Do you accept that there are people that wish to harm American lives, or American principles, who can be dealt with in no other way than a "kinetic solution?"

There’s no question about there being individuals and factions that want to do the US harm. The US has generated many enemies. When you commit massive crimes around the globe becoming the target of various forces is inevitable. Some around the world see the US as an an enemy of the people and the greatest threat to world peace, but that sentiment is not rooted in a natural hatred of this country. Rather it is a consequence of the lived of experience of being the victims of violent us aggression in the form of war, subversion and other activities. The way we reduce the number of enemies is to have relations with governments and people around the globe that are based on equality, respect, a mutual recognition of their inherent value as human beings; we have to be committed to peace and peaceful relations. I think we will see a reduction in the number of people who want to do harm to the US when human rights is the framework through which we interact globally. I encourage everyone to attempt to try to understand the role of their government in this world--especially if you identify strongly with the United States. Understand that our leaders are doing terrible things in your name, and if you are not aware or not opposing, then you become complicit in the crimes of your government.
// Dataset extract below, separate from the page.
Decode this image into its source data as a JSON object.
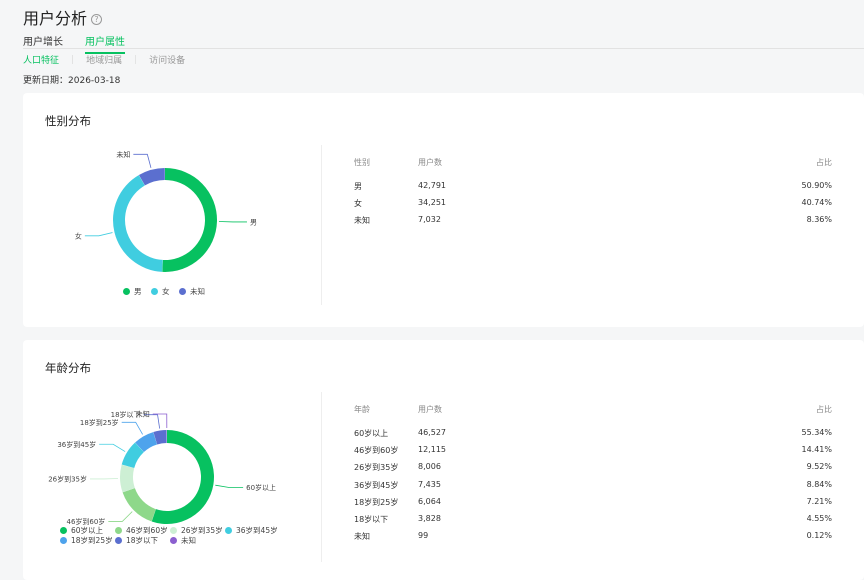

Reducing and eliminating relations that create enemies in the first place should be our first order of business.

If we legalize marijuana on the federal level how can you directly impact individual states? Also, will you and Dr Jill push for clemency for all current and former marijuana related convictions?
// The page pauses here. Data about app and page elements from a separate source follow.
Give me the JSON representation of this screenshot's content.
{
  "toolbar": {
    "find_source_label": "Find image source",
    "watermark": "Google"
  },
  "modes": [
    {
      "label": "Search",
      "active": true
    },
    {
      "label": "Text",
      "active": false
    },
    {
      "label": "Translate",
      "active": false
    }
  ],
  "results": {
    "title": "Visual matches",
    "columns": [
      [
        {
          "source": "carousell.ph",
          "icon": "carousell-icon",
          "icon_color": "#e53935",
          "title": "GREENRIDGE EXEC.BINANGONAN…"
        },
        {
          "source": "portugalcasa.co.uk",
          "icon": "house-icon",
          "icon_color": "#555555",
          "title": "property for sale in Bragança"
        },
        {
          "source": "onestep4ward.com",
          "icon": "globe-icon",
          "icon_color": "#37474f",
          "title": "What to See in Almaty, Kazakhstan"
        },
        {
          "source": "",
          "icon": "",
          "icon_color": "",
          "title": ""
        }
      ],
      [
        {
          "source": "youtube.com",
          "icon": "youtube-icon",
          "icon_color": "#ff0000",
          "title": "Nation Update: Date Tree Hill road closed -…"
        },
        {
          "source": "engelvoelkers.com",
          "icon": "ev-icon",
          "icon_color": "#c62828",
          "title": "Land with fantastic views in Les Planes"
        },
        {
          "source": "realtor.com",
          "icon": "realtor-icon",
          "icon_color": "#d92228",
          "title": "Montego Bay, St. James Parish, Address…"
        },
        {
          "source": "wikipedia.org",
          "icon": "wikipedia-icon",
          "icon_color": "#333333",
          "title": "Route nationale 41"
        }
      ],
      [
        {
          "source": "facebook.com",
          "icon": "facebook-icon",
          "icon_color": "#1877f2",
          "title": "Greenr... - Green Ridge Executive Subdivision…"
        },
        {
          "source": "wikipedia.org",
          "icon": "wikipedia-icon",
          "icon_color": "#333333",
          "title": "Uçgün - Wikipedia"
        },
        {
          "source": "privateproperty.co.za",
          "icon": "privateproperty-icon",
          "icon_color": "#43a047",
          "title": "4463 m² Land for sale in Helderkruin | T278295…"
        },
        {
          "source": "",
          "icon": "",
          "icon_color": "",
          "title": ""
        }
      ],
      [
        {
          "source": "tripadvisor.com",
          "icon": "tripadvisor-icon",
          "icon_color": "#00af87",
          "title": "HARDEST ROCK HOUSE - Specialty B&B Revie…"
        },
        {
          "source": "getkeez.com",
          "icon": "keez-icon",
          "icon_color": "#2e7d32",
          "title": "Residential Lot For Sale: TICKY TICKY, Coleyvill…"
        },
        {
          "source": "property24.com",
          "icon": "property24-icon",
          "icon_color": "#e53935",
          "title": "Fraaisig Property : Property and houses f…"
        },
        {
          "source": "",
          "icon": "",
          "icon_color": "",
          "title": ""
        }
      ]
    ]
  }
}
Clemency? I would think, yes. Locking up people for low-level offenses of possession and use--that’s a no-brainer. Imprisoning people for nonviolent drug offenses is a waste of taxpayers’ money. I’m glad to see the US moving away from the immature effort to try to control the personal use of marijuana (albeit a slow move).